(Dataset rows for apps and sites)
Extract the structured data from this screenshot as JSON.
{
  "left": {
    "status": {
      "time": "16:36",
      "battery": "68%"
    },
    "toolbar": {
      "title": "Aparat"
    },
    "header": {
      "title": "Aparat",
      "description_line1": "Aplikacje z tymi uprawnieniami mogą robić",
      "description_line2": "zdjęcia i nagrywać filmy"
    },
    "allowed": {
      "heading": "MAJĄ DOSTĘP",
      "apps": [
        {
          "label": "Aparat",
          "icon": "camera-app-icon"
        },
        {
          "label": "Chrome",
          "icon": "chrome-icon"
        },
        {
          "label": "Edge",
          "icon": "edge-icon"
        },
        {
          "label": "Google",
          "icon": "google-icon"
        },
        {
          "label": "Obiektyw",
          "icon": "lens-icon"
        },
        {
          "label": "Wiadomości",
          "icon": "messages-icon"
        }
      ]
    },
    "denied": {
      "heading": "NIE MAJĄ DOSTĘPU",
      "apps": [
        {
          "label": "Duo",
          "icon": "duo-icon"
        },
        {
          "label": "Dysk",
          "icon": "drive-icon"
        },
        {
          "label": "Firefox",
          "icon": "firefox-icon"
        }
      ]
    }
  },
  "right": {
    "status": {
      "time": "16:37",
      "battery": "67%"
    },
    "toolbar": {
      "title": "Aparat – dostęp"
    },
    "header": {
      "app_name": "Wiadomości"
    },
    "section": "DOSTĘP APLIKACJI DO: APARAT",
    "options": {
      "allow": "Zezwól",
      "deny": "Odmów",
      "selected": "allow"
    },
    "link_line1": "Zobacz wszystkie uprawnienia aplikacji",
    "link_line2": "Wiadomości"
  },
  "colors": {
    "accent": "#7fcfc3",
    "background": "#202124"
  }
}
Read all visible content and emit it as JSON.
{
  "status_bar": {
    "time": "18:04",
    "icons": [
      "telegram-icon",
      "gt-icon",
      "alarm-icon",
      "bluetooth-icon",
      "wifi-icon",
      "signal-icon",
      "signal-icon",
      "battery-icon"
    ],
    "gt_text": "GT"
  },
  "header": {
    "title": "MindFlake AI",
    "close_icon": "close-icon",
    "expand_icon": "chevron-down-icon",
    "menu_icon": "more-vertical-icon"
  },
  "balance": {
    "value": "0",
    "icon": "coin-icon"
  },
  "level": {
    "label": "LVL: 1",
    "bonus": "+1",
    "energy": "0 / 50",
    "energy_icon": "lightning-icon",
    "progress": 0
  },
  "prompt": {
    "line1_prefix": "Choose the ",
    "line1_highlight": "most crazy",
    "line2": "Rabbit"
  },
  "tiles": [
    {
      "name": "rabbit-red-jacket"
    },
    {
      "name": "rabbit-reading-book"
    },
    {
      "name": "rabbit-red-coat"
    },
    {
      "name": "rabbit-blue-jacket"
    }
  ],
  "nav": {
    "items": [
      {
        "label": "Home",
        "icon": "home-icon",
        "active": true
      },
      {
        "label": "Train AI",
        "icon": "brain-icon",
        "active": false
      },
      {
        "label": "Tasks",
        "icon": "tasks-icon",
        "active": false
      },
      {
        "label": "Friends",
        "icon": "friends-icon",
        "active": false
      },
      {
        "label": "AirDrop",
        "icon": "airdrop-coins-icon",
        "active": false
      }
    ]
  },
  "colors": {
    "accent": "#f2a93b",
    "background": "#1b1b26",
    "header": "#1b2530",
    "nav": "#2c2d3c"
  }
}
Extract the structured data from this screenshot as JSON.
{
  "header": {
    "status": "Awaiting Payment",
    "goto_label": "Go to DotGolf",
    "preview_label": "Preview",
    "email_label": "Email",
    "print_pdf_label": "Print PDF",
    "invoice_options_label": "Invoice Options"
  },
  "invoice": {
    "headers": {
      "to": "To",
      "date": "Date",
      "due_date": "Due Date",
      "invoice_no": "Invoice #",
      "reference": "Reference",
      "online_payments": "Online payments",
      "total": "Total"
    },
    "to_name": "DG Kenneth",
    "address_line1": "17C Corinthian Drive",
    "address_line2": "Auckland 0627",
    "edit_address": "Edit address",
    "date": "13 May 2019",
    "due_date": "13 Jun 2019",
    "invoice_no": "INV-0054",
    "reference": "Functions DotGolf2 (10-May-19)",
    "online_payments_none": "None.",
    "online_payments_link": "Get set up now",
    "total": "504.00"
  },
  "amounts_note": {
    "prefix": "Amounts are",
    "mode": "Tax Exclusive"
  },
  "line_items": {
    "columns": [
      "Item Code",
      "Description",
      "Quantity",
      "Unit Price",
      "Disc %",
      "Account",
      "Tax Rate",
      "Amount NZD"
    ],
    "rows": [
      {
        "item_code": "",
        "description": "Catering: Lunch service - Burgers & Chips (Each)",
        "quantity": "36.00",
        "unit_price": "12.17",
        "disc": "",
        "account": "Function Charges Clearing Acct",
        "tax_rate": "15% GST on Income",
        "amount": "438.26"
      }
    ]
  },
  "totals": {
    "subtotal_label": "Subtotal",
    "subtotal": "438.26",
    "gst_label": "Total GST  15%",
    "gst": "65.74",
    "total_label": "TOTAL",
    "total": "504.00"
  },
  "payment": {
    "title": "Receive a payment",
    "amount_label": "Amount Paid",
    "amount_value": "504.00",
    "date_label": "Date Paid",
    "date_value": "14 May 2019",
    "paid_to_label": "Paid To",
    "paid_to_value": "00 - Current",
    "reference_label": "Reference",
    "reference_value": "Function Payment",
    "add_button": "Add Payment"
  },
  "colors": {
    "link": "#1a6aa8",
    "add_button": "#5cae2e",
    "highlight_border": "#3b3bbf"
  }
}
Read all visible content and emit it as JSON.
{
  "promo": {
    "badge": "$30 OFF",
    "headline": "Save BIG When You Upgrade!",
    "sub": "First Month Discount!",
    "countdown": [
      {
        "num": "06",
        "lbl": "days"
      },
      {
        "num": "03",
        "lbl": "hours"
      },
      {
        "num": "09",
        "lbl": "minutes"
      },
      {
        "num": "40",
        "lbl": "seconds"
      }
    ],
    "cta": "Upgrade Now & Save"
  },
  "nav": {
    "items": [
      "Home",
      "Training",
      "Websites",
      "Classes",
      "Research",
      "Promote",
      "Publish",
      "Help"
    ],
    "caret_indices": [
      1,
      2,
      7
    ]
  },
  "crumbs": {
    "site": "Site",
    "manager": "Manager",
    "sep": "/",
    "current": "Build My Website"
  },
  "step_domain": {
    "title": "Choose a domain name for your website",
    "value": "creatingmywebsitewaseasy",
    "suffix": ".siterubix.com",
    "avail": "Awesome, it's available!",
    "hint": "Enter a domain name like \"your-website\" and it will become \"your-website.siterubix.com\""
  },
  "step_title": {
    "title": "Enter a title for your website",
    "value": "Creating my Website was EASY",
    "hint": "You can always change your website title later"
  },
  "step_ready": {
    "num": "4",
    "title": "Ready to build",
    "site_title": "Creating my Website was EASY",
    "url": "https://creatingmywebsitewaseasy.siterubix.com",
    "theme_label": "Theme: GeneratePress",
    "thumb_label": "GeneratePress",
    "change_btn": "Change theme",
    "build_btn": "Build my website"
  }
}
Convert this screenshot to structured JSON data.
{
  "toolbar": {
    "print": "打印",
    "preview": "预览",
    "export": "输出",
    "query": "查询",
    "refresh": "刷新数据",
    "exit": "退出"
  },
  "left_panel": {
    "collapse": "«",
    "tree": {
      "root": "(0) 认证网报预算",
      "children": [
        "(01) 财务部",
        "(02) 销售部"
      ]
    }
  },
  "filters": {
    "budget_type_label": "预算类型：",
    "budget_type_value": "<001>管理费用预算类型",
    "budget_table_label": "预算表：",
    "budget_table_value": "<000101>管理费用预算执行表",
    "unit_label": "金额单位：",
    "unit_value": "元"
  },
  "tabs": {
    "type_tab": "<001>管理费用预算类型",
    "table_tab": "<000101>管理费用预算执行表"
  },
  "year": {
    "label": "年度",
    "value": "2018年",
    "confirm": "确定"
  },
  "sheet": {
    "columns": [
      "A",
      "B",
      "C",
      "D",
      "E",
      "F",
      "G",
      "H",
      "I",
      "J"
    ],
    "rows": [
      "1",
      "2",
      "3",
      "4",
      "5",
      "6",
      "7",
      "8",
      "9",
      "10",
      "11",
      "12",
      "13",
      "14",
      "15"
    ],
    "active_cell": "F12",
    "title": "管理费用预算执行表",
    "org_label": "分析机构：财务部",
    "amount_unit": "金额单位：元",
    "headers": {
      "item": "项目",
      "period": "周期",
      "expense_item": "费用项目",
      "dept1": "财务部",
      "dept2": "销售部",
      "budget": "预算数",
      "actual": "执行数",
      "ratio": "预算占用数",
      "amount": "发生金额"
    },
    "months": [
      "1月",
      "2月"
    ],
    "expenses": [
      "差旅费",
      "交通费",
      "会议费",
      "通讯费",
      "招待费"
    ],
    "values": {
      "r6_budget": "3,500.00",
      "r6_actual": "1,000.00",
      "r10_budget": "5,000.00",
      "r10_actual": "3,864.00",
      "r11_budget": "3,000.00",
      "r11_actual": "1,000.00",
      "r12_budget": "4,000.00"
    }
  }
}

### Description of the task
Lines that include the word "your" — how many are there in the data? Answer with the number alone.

### Result of this exercise
4